§ **Work instruction**
As the answer, give every line of the records that includes the word "Password".

##############################

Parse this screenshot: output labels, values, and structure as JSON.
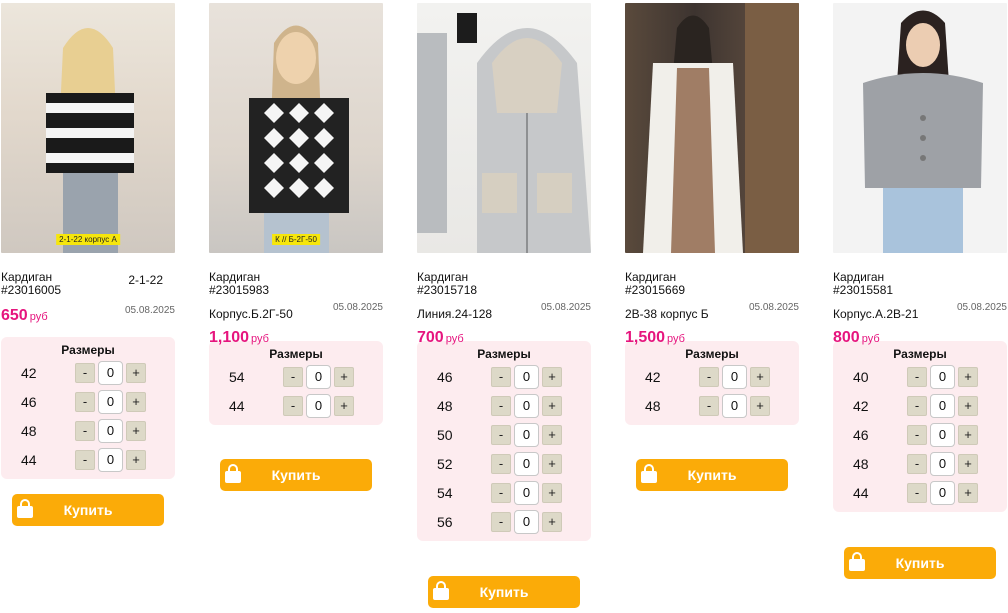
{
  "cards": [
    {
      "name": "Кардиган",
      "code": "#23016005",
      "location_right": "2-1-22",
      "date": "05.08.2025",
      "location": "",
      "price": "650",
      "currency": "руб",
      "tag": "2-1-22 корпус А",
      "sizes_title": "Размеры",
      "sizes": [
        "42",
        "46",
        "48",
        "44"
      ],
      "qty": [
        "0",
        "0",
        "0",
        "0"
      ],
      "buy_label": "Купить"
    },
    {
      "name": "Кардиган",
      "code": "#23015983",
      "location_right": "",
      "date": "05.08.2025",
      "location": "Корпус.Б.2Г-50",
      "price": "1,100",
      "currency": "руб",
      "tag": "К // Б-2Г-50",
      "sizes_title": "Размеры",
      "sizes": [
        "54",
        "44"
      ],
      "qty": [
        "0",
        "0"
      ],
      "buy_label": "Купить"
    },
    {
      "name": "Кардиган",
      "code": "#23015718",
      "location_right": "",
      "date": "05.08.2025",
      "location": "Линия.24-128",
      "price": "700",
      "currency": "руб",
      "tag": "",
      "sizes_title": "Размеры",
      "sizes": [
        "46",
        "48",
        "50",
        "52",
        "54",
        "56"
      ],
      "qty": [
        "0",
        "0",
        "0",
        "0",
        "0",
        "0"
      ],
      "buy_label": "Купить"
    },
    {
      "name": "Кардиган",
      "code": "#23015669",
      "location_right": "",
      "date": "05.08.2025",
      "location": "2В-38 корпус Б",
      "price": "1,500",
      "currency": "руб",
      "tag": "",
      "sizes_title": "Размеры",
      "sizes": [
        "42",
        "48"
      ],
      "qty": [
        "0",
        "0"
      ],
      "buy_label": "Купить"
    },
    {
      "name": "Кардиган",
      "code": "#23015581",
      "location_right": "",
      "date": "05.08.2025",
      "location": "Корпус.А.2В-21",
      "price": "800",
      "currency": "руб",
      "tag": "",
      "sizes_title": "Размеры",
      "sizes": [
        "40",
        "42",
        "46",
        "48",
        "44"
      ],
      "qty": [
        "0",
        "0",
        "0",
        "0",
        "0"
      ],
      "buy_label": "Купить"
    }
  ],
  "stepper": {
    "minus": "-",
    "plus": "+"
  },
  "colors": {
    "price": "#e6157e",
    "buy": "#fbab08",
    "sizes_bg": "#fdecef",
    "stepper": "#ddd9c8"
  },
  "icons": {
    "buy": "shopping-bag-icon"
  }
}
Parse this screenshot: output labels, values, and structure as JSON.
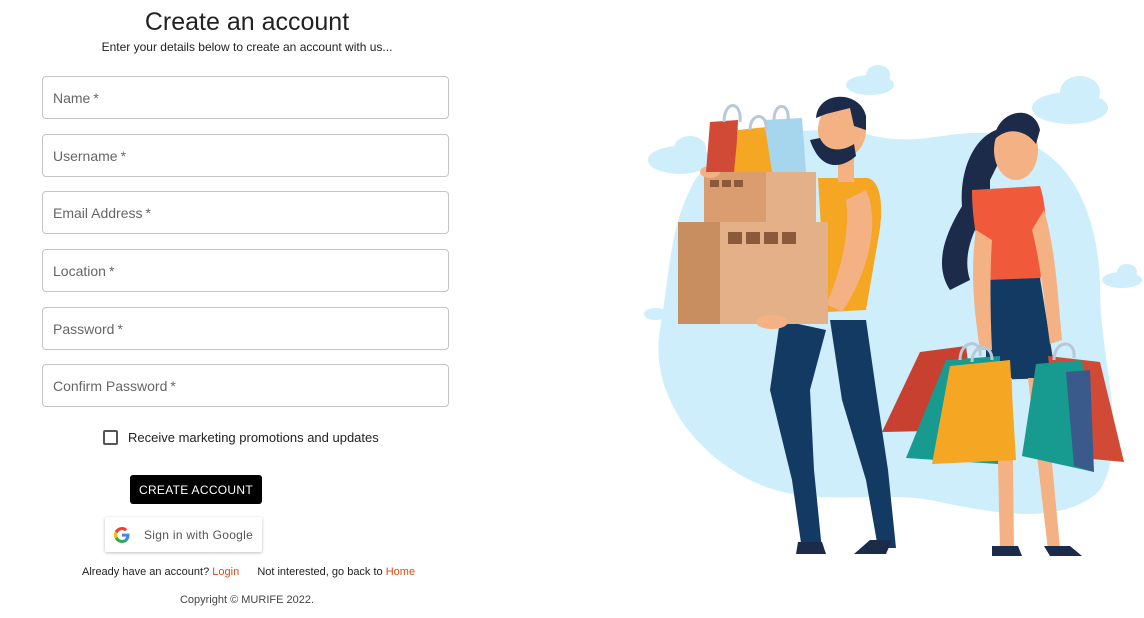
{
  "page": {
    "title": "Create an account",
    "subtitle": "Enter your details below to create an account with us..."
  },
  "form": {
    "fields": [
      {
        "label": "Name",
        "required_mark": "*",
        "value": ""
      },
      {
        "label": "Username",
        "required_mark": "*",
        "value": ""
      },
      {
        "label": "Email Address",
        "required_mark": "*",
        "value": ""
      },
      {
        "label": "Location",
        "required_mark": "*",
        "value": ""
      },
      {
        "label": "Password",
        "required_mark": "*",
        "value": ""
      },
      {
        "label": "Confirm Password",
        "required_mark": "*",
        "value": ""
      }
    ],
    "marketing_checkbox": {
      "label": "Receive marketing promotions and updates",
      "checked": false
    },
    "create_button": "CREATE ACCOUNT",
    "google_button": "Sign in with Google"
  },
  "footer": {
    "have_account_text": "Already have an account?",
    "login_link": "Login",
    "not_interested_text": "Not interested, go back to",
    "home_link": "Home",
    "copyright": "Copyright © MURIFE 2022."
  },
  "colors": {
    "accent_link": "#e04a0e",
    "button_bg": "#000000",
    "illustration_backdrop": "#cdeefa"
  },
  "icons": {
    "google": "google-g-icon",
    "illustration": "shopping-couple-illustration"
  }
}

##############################

§ **Response to this exercise**
        "label": "Password",
        "label": "Confirm Password",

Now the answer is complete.